New York City’s LaGuardia Airport — which is surrounded by development — is an example of what a successful BIF might be able to help fund.
This year, the airport, commonly regarded as the worst in the US, renovated its Terminal B through a public-private partnership — a new trend in aviation. The $8 billion project is the largest public-private partnership in American aviation history, and led to the creation of 72 new gates, a new garage, new concourse, renovated roadway, new taxiway, an enormous mosaic wall, an enlarged departures hall, and free Covid-19 tests. The terminal is 50 percent larger than the one it replaced.
We have new #aerialphotography from our #friends @LGAairport @PANYNJ highlighting the tremendous progress made on the Terminal B redevelopment. With 80% of the new terminal now complete, we’re looking ahead to the opening of the new Western Concourse this year! #airporttwitter pic.twitter.com/VPIvfLnHic
— LaGuardia Terminal B (@terminalBLGA) July 28, 2020
To get around space constraints, LaGuardia reconfigured its airfield layout, rebuilding previously separate terminals as one contiguous building through new construction and moving the entire facility to use more of its land. Overall, the new construction better utilized the existing space in a manner not necessarily replicable at all US airports, but with a creativity that could be repeated with the help of federal funding.
As a public-private partnership, two-thirds of the tab is being paid for through the existing passenger and rental fees and funding from LaGuardia Gateway Partners, in exchange for a lease to operate and maintain Terminal B, and collect its revenue, through 2050. The cost of the project, and the amount of private financing necessary, provides a look into just how expensive a successful terminal modernization project can be.
Airport advocates say BIF funding is a step in the right direction, but insufficient given the enormity of the challenges — especially considering possible short-term and long-term needs, like the ability for travelers to park and charge electric vehicles, funding for research into eco-friendly fuel sources, and terminal accommodations for the air travel of the future, such as air taxis and uncrewed aircraft systems.
Still, should the BIF pass, “people can hopefully expect a more seamless experience,” Pecoraro said. “When they check in, they have an easier time going through security, an easier time checking their baggage and picking up their baggage on the other end. They have easy access to a flight that will arrive and take off in a timely manner because of an improved aviation management system. The route that the aircraft takes will be more direct to its destination, which means lower fuel costs, which means ticket prices remain as low as possible. When people arrive at their destination airport, there’s a gate waiting for them, so that the aircraft pulls right up to the gate.”

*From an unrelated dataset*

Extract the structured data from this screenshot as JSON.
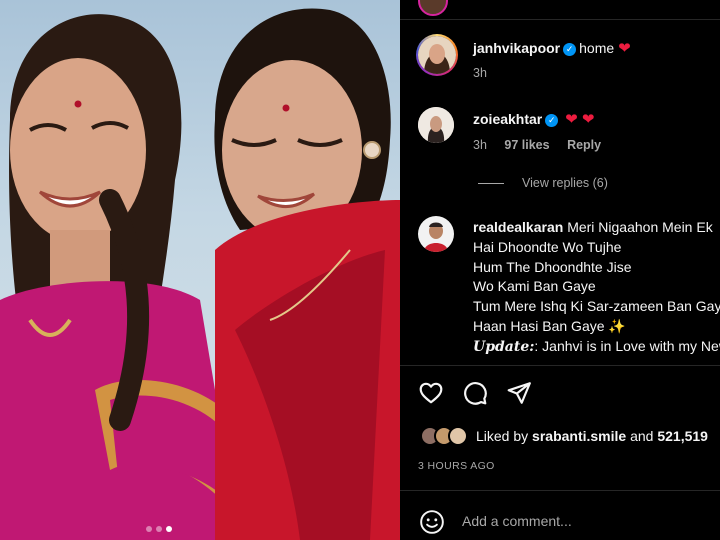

Successful passage of the BIF does not mean US travelers will be seeing butterfly gardens or museum annexes in their local airports. Even basic improvements will require massive investment: The Airports Council International estimates that the US backlog for capital infrastructure projects is at least $115 billion over five years.
By that estimate, $25 billion from the BIF could fund almost a quarter of the needed projects over the next five years — and passengers would be able to tell. The flight experience at a BIF-renovated airport won’t be exactly fun, but it should be far less stressful.
Correction, August 2: An earlier version of this article misattributed an estimate of the amount required to fund needed airport capital projects to the Airports Council International. AIC estimates at least $115 billion is needed over the next five years, meaning the BIF could fund nearly a quarter of needed airport infrastructure projects in that time frame.